Work task =>
What lines below contain the string "title"? List them all.

====

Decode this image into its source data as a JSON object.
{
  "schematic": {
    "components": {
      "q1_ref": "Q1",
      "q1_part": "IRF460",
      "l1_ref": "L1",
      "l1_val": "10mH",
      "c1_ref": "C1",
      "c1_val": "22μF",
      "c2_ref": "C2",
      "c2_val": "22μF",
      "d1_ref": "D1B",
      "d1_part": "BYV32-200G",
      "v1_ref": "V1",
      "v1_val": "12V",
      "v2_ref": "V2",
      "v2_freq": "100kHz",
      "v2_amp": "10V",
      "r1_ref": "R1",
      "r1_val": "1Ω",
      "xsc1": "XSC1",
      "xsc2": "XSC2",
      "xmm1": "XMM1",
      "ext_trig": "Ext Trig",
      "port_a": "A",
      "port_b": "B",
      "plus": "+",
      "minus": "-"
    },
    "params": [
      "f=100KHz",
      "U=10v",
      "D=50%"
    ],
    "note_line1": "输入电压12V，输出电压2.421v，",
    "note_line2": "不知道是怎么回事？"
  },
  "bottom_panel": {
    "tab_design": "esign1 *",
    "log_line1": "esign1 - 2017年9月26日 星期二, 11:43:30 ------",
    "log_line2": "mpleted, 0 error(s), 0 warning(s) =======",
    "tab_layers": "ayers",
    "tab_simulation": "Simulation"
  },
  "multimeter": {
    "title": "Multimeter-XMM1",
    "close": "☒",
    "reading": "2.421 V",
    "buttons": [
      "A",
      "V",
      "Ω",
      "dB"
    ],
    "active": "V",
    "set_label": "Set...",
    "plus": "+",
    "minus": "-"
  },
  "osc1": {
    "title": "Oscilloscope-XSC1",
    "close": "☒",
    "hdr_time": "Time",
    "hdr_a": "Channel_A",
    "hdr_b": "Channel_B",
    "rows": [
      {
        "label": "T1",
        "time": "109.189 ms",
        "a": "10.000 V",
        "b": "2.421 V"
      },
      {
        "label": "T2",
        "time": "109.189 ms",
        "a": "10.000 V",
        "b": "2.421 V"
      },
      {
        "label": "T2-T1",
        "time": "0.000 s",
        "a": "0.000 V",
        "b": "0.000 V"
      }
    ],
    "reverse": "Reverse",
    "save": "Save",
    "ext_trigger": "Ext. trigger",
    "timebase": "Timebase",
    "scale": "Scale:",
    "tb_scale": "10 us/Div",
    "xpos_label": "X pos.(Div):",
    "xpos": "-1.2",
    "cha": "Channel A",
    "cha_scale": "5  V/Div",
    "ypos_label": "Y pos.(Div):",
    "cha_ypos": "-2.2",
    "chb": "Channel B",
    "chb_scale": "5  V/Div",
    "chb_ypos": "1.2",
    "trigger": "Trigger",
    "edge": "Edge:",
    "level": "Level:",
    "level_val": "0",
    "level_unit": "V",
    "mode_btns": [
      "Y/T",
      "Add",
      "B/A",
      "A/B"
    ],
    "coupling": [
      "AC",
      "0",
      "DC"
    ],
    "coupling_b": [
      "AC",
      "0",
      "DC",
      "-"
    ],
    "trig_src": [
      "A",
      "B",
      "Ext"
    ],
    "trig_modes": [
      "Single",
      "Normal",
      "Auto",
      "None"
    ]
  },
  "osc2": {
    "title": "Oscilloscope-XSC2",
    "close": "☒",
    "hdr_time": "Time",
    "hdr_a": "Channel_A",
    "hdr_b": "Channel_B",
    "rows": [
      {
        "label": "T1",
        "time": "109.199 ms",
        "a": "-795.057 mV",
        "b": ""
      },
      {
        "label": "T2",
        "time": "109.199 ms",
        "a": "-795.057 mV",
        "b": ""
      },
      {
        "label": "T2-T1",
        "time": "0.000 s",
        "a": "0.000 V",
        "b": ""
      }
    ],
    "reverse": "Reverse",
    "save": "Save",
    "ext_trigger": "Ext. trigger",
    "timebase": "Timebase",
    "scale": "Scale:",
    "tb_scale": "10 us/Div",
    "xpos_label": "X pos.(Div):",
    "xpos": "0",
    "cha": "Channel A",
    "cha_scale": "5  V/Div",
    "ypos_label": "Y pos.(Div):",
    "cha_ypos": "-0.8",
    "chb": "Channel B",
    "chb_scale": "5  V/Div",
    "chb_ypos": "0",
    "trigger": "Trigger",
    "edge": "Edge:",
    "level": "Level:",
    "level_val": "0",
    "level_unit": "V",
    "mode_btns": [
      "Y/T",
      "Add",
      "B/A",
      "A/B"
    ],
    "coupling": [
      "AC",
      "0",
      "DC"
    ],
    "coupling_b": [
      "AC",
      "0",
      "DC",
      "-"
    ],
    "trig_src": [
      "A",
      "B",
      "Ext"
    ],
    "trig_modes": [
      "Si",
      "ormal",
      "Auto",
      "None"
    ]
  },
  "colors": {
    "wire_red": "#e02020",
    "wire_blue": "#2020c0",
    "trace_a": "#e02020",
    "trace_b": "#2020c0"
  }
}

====

Task output =>
    "title": "Multimeter-XMM1",
    "title": "Oscilloscope-XSC1",
    "title": "Oscilloscope-XSC2",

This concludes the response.